## ASSIGNMENT
If a line in the entries below includes the string "static", copy it out.

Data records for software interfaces
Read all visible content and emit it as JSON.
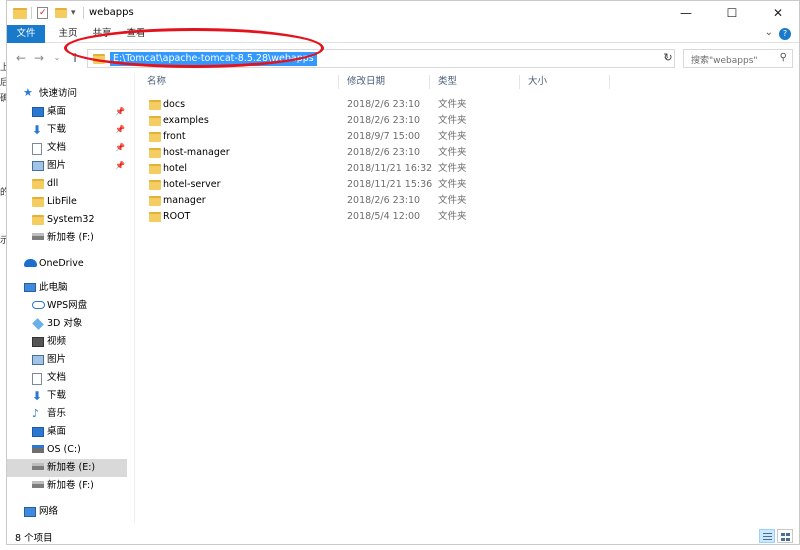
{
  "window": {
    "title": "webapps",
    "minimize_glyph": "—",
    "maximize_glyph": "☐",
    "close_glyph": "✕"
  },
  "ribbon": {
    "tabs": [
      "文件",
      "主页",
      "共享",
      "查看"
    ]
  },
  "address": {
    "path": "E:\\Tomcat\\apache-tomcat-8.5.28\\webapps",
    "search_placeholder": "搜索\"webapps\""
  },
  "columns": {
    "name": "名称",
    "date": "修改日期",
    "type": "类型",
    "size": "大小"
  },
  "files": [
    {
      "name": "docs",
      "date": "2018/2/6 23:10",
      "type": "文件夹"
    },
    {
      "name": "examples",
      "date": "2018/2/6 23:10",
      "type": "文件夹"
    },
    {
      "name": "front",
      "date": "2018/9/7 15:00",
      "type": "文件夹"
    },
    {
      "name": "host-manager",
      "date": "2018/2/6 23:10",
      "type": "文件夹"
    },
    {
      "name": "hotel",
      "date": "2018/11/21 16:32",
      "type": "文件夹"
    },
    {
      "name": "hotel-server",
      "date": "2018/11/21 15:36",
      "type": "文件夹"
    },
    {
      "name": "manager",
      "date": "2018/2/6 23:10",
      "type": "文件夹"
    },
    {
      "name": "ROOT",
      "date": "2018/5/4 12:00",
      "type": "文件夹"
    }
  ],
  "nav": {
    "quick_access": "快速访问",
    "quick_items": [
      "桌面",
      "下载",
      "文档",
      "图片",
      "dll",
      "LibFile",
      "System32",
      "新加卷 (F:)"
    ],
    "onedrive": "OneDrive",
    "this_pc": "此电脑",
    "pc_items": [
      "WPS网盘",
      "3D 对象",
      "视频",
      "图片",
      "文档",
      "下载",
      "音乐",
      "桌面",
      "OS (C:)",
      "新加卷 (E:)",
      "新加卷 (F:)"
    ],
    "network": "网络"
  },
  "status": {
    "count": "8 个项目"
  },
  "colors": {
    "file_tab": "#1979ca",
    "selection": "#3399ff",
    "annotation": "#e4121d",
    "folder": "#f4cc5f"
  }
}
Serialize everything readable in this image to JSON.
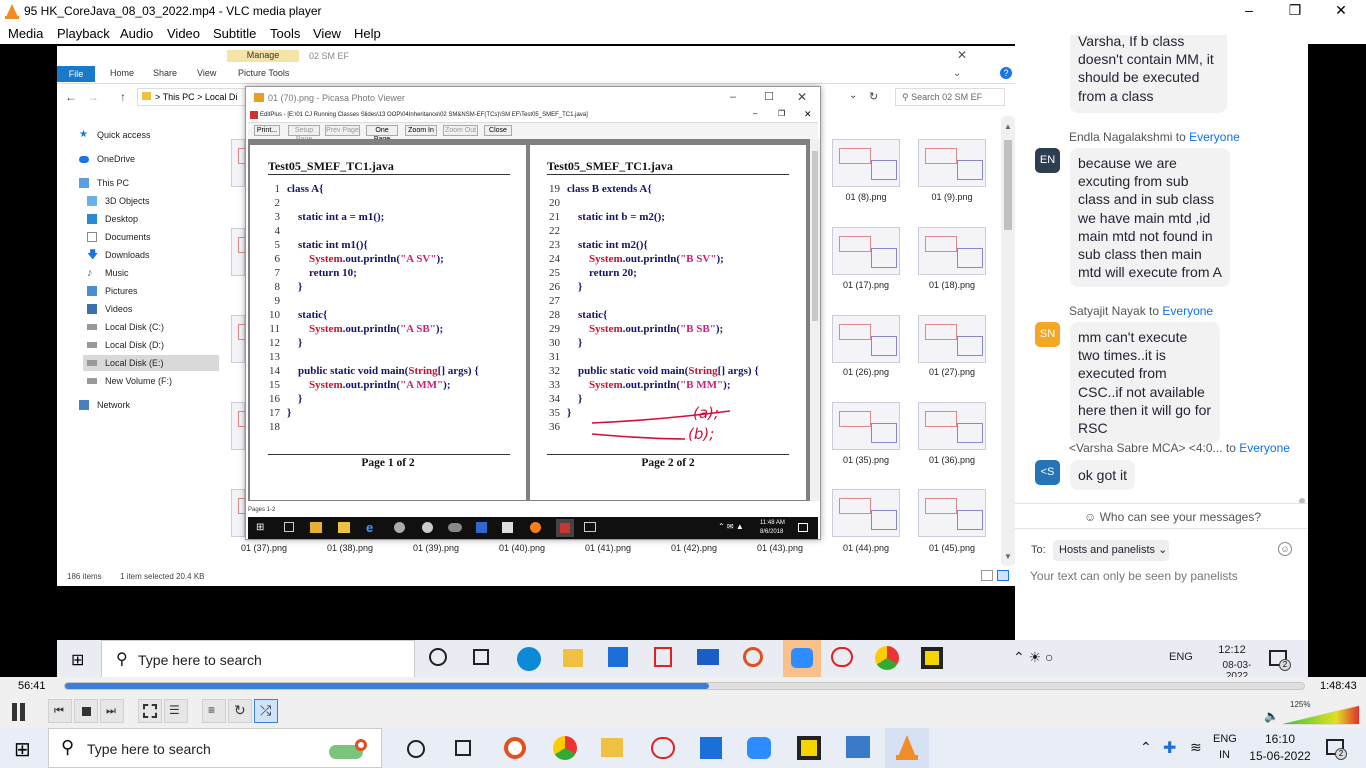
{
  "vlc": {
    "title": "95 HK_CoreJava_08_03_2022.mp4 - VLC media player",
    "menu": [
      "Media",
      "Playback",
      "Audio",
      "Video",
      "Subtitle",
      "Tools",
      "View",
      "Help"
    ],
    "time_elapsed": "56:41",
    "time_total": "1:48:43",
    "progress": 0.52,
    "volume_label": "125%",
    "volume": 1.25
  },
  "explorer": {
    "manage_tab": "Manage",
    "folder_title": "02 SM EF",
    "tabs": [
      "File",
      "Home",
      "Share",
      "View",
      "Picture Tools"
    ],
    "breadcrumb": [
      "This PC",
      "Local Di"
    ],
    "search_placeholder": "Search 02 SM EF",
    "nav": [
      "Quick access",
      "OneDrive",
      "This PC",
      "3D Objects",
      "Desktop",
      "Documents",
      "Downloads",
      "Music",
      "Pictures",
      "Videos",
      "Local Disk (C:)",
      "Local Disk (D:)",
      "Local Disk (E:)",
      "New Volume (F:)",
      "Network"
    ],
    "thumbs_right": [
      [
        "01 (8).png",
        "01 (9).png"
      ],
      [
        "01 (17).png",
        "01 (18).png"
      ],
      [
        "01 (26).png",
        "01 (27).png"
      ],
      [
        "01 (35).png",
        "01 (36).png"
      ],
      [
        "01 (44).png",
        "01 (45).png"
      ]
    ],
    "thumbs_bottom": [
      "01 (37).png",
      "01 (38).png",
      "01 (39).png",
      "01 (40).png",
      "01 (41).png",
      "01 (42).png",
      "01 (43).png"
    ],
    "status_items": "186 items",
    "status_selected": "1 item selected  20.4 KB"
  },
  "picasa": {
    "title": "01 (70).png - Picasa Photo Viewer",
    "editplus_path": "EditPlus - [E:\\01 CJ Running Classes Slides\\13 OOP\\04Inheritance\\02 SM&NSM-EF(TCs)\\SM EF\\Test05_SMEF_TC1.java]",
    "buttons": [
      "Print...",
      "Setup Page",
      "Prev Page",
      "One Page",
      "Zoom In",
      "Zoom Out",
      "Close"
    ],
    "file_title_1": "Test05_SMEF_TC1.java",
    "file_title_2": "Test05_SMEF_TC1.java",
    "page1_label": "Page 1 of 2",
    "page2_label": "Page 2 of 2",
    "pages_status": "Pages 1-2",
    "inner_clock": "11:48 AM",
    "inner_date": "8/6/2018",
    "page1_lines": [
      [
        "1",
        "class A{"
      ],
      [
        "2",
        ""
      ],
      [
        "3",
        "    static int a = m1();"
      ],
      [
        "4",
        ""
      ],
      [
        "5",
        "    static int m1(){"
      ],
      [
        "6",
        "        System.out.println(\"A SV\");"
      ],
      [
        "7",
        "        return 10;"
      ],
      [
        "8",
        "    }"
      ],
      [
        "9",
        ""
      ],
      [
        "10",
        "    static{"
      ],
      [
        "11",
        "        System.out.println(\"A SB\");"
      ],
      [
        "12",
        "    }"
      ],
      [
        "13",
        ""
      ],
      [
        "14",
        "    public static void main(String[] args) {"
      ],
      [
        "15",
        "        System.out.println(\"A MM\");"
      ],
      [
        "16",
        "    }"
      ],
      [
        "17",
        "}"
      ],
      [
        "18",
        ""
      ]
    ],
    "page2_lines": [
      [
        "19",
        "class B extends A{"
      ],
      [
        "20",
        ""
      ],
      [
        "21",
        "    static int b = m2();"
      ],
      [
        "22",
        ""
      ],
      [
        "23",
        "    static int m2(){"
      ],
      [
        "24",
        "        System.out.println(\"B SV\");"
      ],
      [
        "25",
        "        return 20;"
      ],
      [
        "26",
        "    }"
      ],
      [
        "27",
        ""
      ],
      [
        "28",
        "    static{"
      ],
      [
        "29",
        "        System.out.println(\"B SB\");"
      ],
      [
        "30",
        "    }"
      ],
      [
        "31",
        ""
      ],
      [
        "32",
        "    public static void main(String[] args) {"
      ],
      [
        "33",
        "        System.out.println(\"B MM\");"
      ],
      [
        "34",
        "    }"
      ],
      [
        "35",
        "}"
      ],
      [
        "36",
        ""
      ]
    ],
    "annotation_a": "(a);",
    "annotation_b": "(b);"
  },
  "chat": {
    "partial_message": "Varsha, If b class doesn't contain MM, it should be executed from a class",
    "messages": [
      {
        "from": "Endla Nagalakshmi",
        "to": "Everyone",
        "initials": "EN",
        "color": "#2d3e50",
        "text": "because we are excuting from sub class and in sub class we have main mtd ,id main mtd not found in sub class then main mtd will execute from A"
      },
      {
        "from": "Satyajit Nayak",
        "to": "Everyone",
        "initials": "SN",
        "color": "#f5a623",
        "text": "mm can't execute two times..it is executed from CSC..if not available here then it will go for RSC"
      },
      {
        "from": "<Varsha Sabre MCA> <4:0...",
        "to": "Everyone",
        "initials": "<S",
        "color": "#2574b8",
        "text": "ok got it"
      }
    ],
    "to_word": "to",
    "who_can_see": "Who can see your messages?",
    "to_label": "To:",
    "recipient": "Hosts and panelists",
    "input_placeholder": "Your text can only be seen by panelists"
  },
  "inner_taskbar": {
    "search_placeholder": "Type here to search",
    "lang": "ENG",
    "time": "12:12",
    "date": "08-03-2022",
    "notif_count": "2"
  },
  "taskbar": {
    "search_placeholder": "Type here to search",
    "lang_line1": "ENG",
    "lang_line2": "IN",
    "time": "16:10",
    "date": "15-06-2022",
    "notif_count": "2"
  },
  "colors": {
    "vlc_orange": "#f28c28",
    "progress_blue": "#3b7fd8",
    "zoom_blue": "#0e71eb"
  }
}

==

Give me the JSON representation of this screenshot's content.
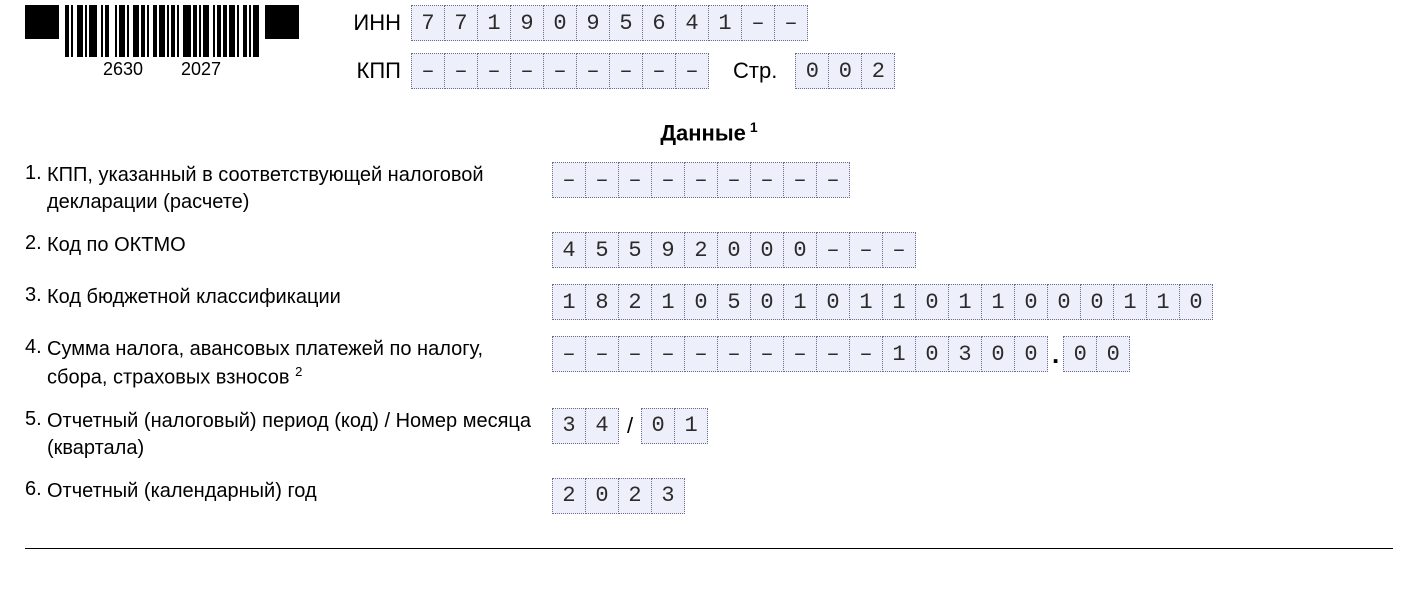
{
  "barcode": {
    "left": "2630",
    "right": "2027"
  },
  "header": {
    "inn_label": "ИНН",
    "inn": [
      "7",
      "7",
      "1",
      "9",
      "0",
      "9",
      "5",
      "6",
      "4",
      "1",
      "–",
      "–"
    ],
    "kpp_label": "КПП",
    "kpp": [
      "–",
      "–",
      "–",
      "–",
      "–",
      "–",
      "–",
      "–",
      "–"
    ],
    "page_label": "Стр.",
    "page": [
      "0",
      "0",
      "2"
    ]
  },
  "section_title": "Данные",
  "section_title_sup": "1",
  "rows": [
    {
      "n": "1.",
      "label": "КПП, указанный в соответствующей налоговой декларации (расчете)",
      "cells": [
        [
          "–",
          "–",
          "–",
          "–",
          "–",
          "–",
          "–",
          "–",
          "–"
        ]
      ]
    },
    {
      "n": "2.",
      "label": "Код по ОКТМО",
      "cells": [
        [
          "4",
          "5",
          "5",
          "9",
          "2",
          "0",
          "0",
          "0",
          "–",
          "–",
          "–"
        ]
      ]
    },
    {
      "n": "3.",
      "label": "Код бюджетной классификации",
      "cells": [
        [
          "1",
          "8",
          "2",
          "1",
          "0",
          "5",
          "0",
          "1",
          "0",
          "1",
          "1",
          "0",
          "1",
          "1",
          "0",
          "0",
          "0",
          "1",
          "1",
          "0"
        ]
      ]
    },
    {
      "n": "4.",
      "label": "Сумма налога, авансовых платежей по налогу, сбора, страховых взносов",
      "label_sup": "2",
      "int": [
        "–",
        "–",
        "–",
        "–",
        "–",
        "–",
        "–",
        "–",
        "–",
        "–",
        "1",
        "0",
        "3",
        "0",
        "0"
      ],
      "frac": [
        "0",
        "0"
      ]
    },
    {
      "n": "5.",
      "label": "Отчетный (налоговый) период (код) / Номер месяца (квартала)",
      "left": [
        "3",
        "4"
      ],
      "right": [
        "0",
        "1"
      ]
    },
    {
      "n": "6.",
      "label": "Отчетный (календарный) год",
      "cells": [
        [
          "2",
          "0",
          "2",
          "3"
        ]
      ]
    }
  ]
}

## RESPONSE AREA
        "    static int a = m1();"
        "    static int m1(){"
        "    static{"
        "    public static void main(String[] args) {"
        "    static int b = m2();"
        "    static int m2(){"
        "    static{"
        "    public static void main(String[] args) {"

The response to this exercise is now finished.